After the first two games, it is apparent there’s little to choose between these two sides. Ultimately, it is the conditions which could dictate who will dominate on a particular day. (Match highlights)
Buoyed by a greener playing surface at Lord’s that slightly favoured their strengths, England put in a performance worthy of their status as the top-ranked ODI side, dominating in all aspects of play to run away with the second one-dayer against India by 86 runs and square the series.
It ensured England will retain the top-ranking – India needed to win series 3-0 to overtake them – and set up a winner-takes-all game at Leeds on Tuesday.
England showed intent from the word go. They won the toss and against the trend of chasing this series, dared to opt for first strike. Their batting lynchpin Joe Root ended his recent barren run with a gritty century, and in the process helped his side slay some of their spin demons. The Test skipper warmed up with 113 (116 b, 8×4, 1×6), run out off the final delivery.

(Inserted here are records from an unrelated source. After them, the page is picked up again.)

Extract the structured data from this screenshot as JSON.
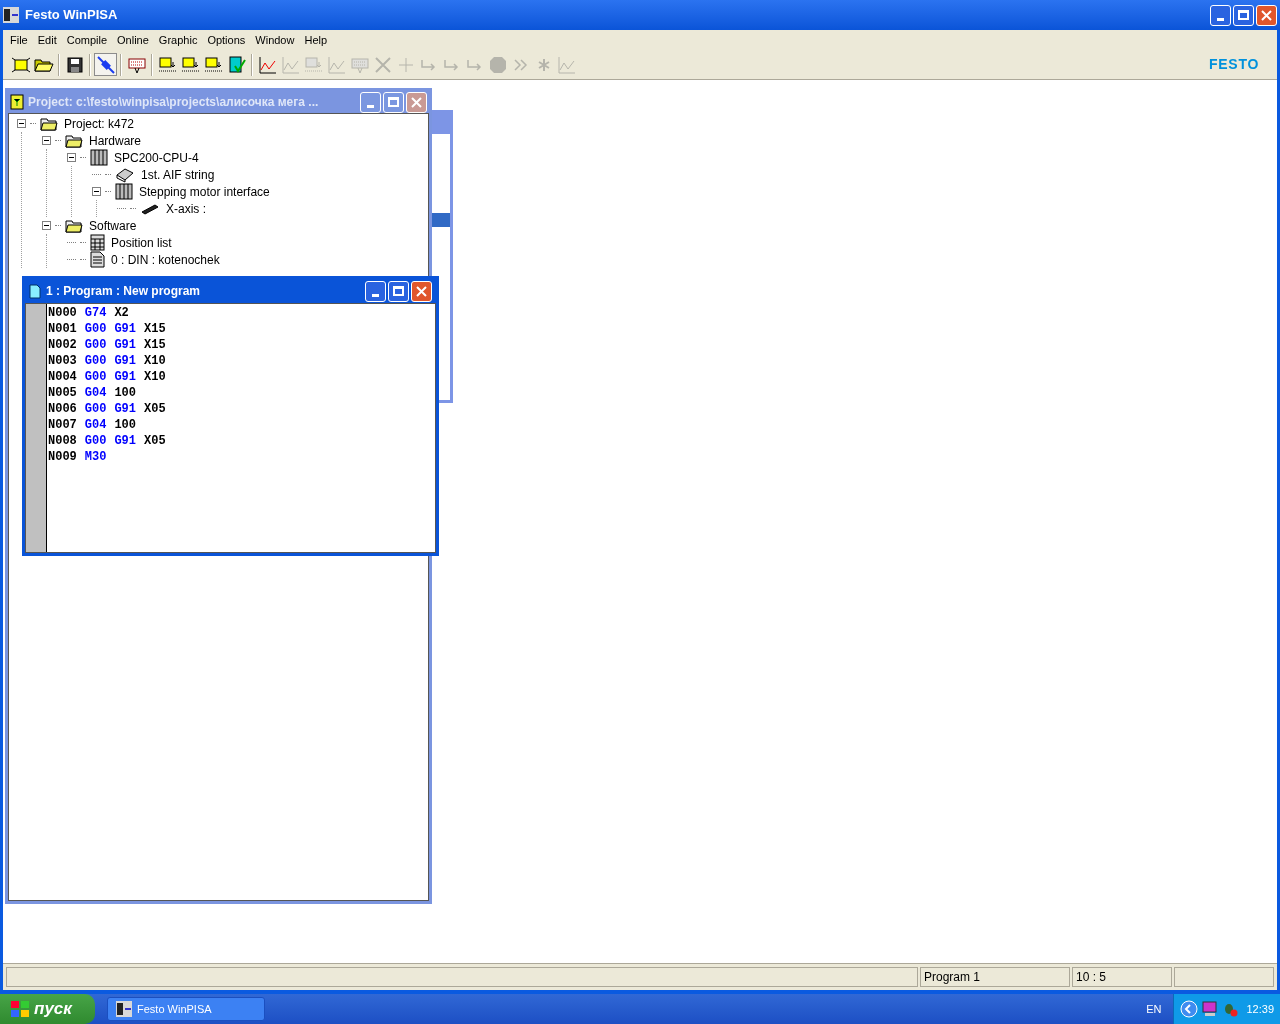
{
  "window": {
    "title": "Festo WinPISA"
  },
  "menu": [
    "File",
    "Edit",
    "Compile",
    "Online",
    "Graphic",
    "Options",
    "Window",
    "Help"
  ],
  "toolbar": [
    {
      "kind": "new",
      "disabled": false,
      "pressed": false
    },
    {
      "kind": "open",
      "disabled": false,
      "pressed": false
    },
    {
      "kind": "separator"
    },
    {
      "kind": "save",
      "disabled": false,
      "pressed": false
    },
    {
      "kind": "separator"
    },
    {
      "kind": "connect",
      "disabled": false,
      "pressed": true
    },
    {
      "kind": "separator"
    },
    {
      "kind": "keyboard",
      "disabled": false,
      "pressed": false
    },
    {
      "kind": "separator"
    },
    {
      "kind": "load",
      "disabled": false,
      "pressed": false
    },
    {
      "kind": "load",
      "disabled": false,
      "pressed": false
    },
    {
      "kind": "load",
      "disabled": false,
      "pressed": false
    },
    {
      "kind": "check",
      "disabled": false,
      "pressed": false
    },
    {
      "kind": "separator"
    },
    {
      "kind": "graph",
      "disabled": false,
      "pressed": false
    },
    {
      "kind": "graph",
      "disabled": true,
      "pressed": false
    },
    {
      "kind": "load",
      "disabled": true,
      "pressed": false
    },
    {
      "kind": "graph",
      "disabled": true,
      "pressed": false
    },
    {
      "kind": "keyboard",
      "disabled": true,
      "pressed": false
    },
    {
      "kind": "tool",
      "disabled": true,
      "pressed": false
    },
    {
      "kind": "plus",
      "disabled": true,
      "pressed": false
    },
    {
      "kind": "step",
      "disabled": true,
      "pressed": false
    },
    {
      "kind": "step",
      "disabled": true,
      "pressed": false
    },
    {
      "kind": "step",
      "disabled": true,
      "pressed": false
    },
    {
      "kind": "stop",
      "disabled": true,
      "pressed": false
    },
    {
      "kind": "forward",
      "disabled": true,
      "pressed": false
    },
    {
      "kind": "star",
      "disabled": true,
      "pressed": false
    },
    {
      "kind": "graph",
      "disabled": true,
      "pressed": false
    }
  ],
  "logo": "FESTO",
  "project_window": {
    "title": "Project: c:\\festo\\winpisa\\projects\\алисочка мега ...",
    "active": false,
    "tree": [
      {
        "label": "Project: k472",
        "kind": "folder",
        "expanded": true,
        "children": [
          {
            "label": "Hardware",
            "kind": "folder",
            "expanded": true,
            "children": [
              {
                "label": "SPC200-CPU-4",
                "kind": "cpu",
                "expanded": true,
                "children": [
                  {
                    "label": "1st. AIF string",
                    "kind": "module"
                  },
                  {
                    "label": "Stepping motor interface",
                    "kind": "cpu",
                    "expanded": true,
                    "children": [
                      {
                        "label": "X-axis :",
                        "kind": "axis"
                      }
                    ]
                  }
                ]
              }
            ]
          },
          {
            "label": "Software",
            "kind": "folder",
            "expanded": true,
            "children": [
              {
                "label": "Position list",
                "kind": "table"
              },
              {
                "label": "0 : DIN : kotenochek",
                "kind": "document"
              }
            ]
          }
        ]
      }
    ]
  },
  "program_window": {
    "title": "1 : Program : New program",
    "active": true,
    "lines": [
      [
        {
          "text": "N000",
          "kind": "address"
        },
        {
          "text": "G74",
          "kind": "command"
        },
        {
          "text": "X2",
          "kind": "value"
        }
      ],
      [
        {
          "text": "N001",
          "kind": "address"
        },
        {
          "text": "G00",
          "kind": "command"
        },
        {
          "text": "G91",
          "kind": "command"
        },
        {
          "text": "X15",
          "kind": "value"
        }
      ],
      [
        {
          "text": "N002",
          "kind": "address"
        },
        {
          "text": "G00",
          "kind": "command"
        },
        {
          "text": "G91",
          "kind": "command"
        },
        {
          "text": "X15",
          "kind": "value"
        }
      ],
      [
        {
          "text": "N003",
          "kind": "address"
        },
        {
          "text": "G00",
          "kind": "command"
        },
        {
          "text": "G91",
          "kind": "command"
        },
        {
          "text": "X10",
          "kind": "value"
        }
      ],
      [
        {
          "text": "N004",
          "kind": "address"
        },
        {
          "text": "G00",
          "kind": "command"
        },
        {
          "text": "G91",
          "kind": "command"
        },
        {
          "text": "X10",
          "kind": "value"
        }
      ],
      [
        {
          "text": "N005",
          "kind": "address"
        },
        {
          "text": "G04",
          "kind": "command"
        },
        {
          "text": "100",
          "kind": "value"
        }
      ],
      [
        {
          "text": "N006",
          "kind": "address"
        },
        {
          "text": "G00",
          "kind": "command"
        },
        {
          "text": "G91",
          "kind": "command"
        },
        {
          "text": "X05",
          "kind": "value"
        }
      ],
      [
        {
          "text": "N007",
          "kind": "address"
        },
        {
          "text": "G04",
          "kind": "command"
        },
        {
          "text": "100",
          "kind": "value"
        }
      ],
      [
        {
          "text": "N008",
          "kind": "address"
        },
        {
          "text": "G00",
          "kind": "command"
        },
        {
          "text": "G91",
          "kind": "command"
        },
        {
          "text": "X05",
          "kind": "value"
        }
      ],
      [
        {
          "text": "N009",
          "kind": "address"
        },
        {
          "text": "M30",
          "kind": "command"
        }
      ]
    ]
  },
  "status_bar": {
    "document": "Program 1",
    "position": "10 : 5"
  },
  "taskbar": {
    "start": "пуск",
    "tasks": [
      {
        "label": "Festo WinPISA",
        "selected": false
      }
    ],
    "language": "EN",
    "clock": "12:39"
  }
}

A chase of 323, on any surface against any opposition, will require a team to dig deep into its reserves. The Indian batsmen didn’t as much as care about applying their mind to the job. The in-form Rohit Sharma paid the price for playing an ugly heave to gift the opening wicket. With India’s new-ball bowlers having shown no signs of getting an early breakthrough, the dismissal was just the boost the fielding side needed.
Shikhar Dhawan was out to another casual shot and KL Rahul inside-edged to the keeper.
At 60/3, India needed consolidation. Virat Kohli and Suresh Raina added 80 runs for the fourth wicket but were unable to switch gears. Disaster struck when Moeen Ali trapped Kohli leg-before in the 27th over. It left the visitors needing 183 off 23 overs at a required run rate of 7.95 (183 runs off 23 overs). To add to India’s woes, Raina was out four short of his fifty to leave India reeling at 154/5.
England also had luck going their way when Hardik Pandhya, the team’s final hope with MS Dhoni, was out to the worst ball of Liam Plunkett’s fifth over, caught down the leg-side.
Dhoni was there but there’s a lot more ground to cover in a one-day game; a few overs of dashing play can’t make much of a difference as in the T20s. Faced with the monumental task, the former India captain, who had completed 300 dismissals in ODI cricket, seemed to throw in the towel. There was no attempt to go for the target after the loss of the seventh wicket and there were boos from the stands when he played four straight dot balls in David Willey’s 46th over.
Earlier, playing within himself, Root held the England innings together with a well-paced knock. It was his 12thone-day hundred and an important one in his career as the Test captain has recently found himself overshadowed by the glittering array of power-hitters this England line-up possesses. The knock underlined the fact that when the conditions are tougher and the quality of opposition better, Root is the man for England.
The game changer for the hosts was his 83-run seventh-wicket partnership in 50 balls with David Willey (50 off 31 balls) in the last eight overs. It was the period of play which saw the momentum shift.